Glaucoma is a sight-threatening, progressive optic neuropathy whose incidence increases with age. Currently, the only proven treatment for glaucoma is the reduction of intraocular pressure (IOP). As medical treatment has become safer and diagnostic modalities have become more sensitive, it has become possible to detect and treat glaucoma earlier. This means that with more aggressive screening and treatment, a common cause of irreversible blindness can be prevented. As more patients are treated earlier, it is important not only for ophthalmologists but also for primary care physicians to be aware of the barriers to adherence and possible interactions and side effects of glaucoma medications. Parallels between glaucoma and other neurodegenerative disease are stimulating new approaches to therapy beyond IOP control, targeted directly at the prevention of axonal loss.
Key words: glaucoma, intraocular pressure, medications, neuroprotection, retinal ganglion cell.

Treatment of Heart Disease in the Elderly: Prescribing Practices Show Under-use of Medications

Treatment of Heart Disease in the Elderly: Prescribing Practices Show Under-use of Medications

Teaser: 

Lilia Malkin, BSc
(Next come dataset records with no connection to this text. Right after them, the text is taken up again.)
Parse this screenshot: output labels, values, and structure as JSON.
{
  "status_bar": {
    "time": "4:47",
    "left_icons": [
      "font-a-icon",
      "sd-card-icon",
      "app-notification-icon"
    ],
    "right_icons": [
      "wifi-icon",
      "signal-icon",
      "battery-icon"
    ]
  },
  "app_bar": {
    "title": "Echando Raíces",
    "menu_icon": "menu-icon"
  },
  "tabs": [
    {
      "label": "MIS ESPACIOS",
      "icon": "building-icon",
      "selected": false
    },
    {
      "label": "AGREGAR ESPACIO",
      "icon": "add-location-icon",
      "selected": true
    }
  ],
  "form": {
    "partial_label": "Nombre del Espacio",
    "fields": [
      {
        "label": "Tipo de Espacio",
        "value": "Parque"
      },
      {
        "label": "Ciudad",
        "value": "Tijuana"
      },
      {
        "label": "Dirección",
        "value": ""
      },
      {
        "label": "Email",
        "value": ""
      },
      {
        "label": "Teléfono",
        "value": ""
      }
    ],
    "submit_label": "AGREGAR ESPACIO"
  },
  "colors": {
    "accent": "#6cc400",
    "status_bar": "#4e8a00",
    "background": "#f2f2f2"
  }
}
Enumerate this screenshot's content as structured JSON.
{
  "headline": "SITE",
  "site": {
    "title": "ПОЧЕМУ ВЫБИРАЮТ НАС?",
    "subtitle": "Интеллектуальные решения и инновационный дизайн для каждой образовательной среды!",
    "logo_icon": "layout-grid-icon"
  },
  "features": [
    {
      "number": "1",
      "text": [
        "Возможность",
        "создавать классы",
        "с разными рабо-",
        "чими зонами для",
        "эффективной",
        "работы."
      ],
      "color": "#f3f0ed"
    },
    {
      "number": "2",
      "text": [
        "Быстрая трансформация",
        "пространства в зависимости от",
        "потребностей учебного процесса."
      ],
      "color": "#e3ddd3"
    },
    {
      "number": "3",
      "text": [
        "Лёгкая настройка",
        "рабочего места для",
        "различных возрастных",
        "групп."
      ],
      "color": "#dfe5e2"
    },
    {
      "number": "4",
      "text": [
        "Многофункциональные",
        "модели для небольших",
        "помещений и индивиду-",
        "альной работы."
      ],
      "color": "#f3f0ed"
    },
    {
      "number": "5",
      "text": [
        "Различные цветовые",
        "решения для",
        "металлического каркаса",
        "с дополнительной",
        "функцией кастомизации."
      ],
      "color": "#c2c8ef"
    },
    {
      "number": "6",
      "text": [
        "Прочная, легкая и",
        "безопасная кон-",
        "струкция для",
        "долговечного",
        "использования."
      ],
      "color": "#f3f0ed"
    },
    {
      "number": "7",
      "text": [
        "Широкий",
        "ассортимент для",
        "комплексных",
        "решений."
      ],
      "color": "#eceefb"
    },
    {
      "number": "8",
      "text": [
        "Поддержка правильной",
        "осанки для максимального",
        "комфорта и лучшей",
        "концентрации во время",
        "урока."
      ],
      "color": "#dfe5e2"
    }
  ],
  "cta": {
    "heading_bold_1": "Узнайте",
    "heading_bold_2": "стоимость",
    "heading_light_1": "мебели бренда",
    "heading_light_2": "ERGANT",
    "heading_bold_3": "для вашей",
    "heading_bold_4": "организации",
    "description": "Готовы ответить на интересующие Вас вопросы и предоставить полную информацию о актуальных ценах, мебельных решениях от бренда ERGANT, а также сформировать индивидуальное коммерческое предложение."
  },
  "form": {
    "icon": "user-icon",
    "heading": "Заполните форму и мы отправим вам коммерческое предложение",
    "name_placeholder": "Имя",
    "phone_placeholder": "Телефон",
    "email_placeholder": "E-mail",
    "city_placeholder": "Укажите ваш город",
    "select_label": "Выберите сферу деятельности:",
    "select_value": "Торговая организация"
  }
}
Heart disease is a major cause of morbidity and mortality in the geriatric population. According to Health Canada, myocardial infarction (MI) and ischemic heart disease (IHD) accounted for over one-third of deaths in men and women aged 65 and older in 1995, once again firmly establishing coronary artery disease (CAD) as the leading cause of mortality in Canada. In Ontario, 23 percent of patients die within one year of experiencing MI and one-third of congestive heart failure (CHF) patients succumb within one year of being hospitalized for CHF. Importantly, as Dr. David Naylor, co-editor of the 1999 Institute for Clinical Evaluative Sciences (ICES) Cardiovascular Atlas points out, the Canadian demographic profile is shifting toward a larger geriatric population, potentially greatly increasing the number of Canadians vulnerable to heart disease. Therefore, it is imperative that both primary and secondary prevention methods be used as extensively as possible to reduce the morbidity and mortality due to CAD.